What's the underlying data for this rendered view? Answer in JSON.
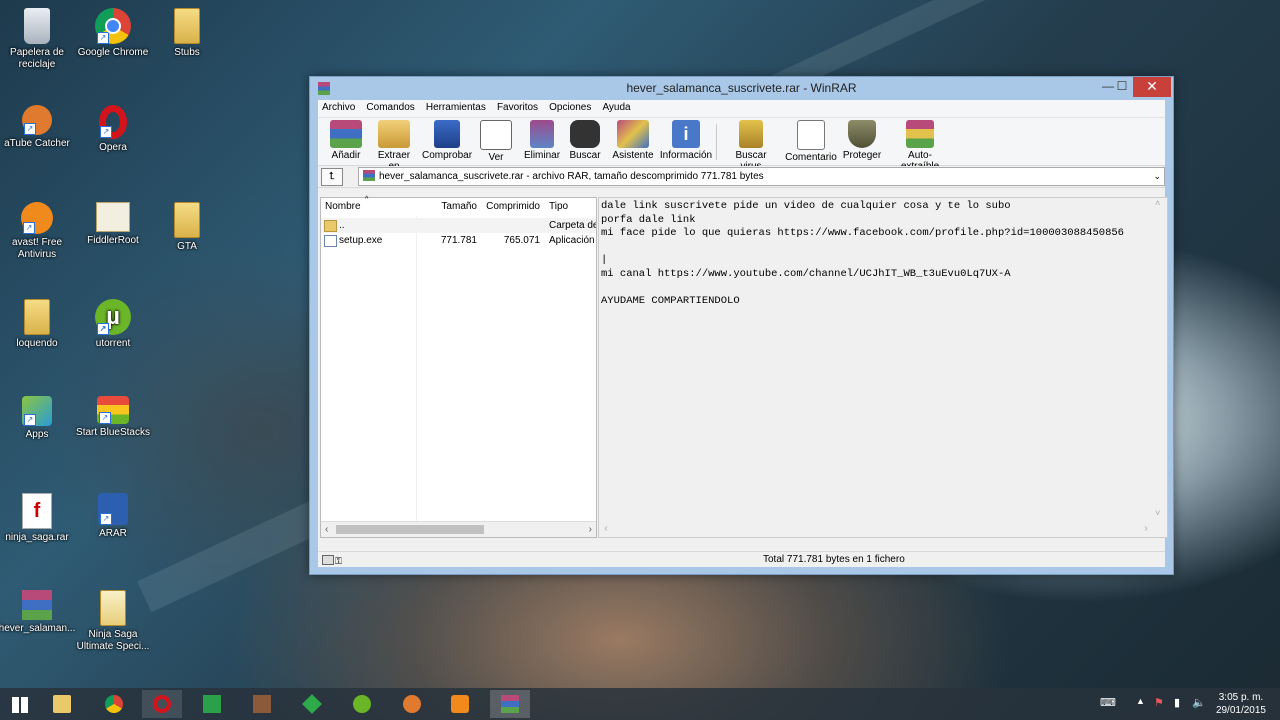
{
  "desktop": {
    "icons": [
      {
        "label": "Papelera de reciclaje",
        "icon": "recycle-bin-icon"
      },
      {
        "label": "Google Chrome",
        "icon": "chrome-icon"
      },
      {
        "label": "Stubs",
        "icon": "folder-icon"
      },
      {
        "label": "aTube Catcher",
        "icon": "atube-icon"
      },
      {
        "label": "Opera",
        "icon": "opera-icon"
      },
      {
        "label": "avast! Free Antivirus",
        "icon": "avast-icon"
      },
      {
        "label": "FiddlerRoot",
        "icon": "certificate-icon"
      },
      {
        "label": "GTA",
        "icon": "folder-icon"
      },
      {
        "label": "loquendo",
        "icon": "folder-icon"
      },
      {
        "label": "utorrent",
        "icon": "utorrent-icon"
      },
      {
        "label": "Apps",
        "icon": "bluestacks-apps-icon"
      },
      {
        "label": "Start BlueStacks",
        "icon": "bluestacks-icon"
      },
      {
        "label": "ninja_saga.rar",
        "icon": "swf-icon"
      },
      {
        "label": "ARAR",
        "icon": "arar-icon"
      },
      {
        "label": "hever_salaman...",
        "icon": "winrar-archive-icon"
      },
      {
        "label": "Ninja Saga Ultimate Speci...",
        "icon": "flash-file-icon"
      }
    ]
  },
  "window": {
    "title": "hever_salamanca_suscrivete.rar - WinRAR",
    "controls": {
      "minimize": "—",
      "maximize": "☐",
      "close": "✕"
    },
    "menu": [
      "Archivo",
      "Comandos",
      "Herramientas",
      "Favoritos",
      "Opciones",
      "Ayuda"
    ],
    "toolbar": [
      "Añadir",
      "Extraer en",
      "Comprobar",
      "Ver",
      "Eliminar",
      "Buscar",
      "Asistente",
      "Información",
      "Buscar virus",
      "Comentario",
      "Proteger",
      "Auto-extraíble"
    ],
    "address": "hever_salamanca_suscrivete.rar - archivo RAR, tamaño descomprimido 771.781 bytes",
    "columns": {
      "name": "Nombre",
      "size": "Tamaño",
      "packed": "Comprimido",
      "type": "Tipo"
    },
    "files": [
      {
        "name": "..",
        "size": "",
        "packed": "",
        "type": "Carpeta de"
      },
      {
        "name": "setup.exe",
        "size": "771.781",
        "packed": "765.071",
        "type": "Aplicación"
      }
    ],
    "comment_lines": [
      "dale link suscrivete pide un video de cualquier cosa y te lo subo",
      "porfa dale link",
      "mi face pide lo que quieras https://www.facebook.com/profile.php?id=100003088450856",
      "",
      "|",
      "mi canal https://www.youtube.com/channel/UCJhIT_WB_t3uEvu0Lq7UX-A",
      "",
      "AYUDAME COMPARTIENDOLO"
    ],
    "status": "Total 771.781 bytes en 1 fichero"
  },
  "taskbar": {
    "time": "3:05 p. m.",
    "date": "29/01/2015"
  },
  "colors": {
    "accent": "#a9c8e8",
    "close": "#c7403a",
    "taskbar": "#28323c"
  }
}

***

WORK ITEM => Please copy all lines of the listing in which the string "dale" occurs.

WRITTEN RESPONSE =>
      "dale link suscrivete pide un video de cualquier cosa y te lo subo",
      "porfa dale link",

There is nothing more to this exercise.